**YOUR INSTRUCTIONS**
Below is a block of records; repeat all of them exactly.

[Component data from apps and pages]
:::

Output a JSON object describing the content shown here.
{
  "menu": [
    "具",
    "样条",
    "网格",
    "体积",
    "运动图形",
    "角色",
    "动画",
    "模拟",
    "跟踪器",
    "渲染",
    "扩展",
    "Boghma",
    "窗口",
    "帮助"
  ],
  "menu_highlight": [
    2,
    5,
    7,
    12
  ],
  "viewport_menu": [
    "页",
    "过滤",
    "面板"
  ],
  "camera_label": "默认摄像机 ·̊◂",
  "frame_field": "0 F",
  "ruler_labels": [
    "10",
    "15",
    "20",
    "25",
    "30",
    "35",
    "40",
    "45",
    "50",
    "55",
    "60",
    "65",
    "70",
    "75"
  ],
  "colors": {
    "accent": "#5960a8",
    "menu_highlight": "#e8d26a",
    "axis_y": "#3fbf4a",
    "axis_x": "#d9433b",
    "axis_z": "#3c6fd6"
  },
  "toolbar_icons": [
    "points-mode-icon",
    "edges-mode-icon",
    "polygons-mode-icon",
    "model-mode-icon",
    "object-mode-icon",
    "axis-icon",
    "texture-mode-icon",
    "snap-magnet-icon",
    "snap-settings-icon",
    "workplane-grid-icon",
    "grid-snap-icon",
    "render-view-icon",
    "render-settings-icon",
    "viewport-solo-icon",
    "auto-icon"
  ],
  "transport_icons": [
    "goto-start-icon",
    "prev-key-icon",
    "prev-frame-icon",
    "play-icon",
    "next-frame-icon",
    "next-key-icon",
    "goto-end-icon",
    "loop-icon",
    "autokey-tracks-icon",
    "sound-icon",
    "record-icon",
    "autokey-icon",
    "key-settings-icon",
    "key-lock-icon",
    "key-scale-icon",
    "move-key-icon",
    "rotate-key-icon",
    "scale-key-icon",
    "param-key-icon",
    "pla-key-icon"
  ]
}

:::

**TASK OUTPUT**
Output a JSON object describing the content shown here.
{
  "menu": [
    "具",
    "样条",
    "网格",
    "体积",
    "运动图形",
    "角色",
    "动画",
    "模拟",
    "跟踪器",
    "渲染",
    "扩展",
    "Boghma",
    "窗口",
    "帮助"
  ],
  "menu_highlight": [
    2,
    5,
    7,
    12
  ],
  "viewport_menu": [
    "页",
    "过滤",
    "面板"
  ],
  "camera_label": "默认摄像机 ·̊◂",
  "frame_field": "0 F",
  "ruler_labels": [
    "10",
    "15",
    "20",
    "25",
    "30",
    "35",
    "40",
    "45",
    "50",
    "55",
    "60",
    "65",
    "70",
    "75"
  ],
  "colors": {
    "accent": "#5960a8",
    "menu_highlight": "#e8d26a",
    "axis_y": "#3fbf4a",
    "axis_x": "#d9433b",
    "axis_z": "#3c6fd6"
  },
  "toolbar_icons": [
    "points-mode-icon",
    "edges-mode-icon",
    "polygons-mode-icon",
    "model-mode-icon",
    "object-mode-icon",
    "axis-icon",
    "texture-mode-icon",
    "snap-magnet-icon",
    "snap-settings-icon",
    "workplane-grid-icon",
    "grid-snap-icon",
    "render-view-icon",
    "render-settings-icon",
    "viewport-solo-icon",
    "auto-icon"
  ],
  "transport_icons": [
    "goto-start-icon",
    "prev-key-icon",
    "prev-frame-icon",
    "play-icon",
    "next-frame-icon",
    "next-key-icon",
    "goto-end-icon",
    "loop-icon",
    "autokey-tracks-icon",
    "sound-icon",
    "record-icon",
    "autokey-icon",
    "key-settings-icon",
    "key-lock-icon",
    "key-scale-icon",
    "move-key-icon",
    "rotate-key-icon",
    "scale-key-icon",
    "param-key-icon",
    "pla-key-icon"
  ]
}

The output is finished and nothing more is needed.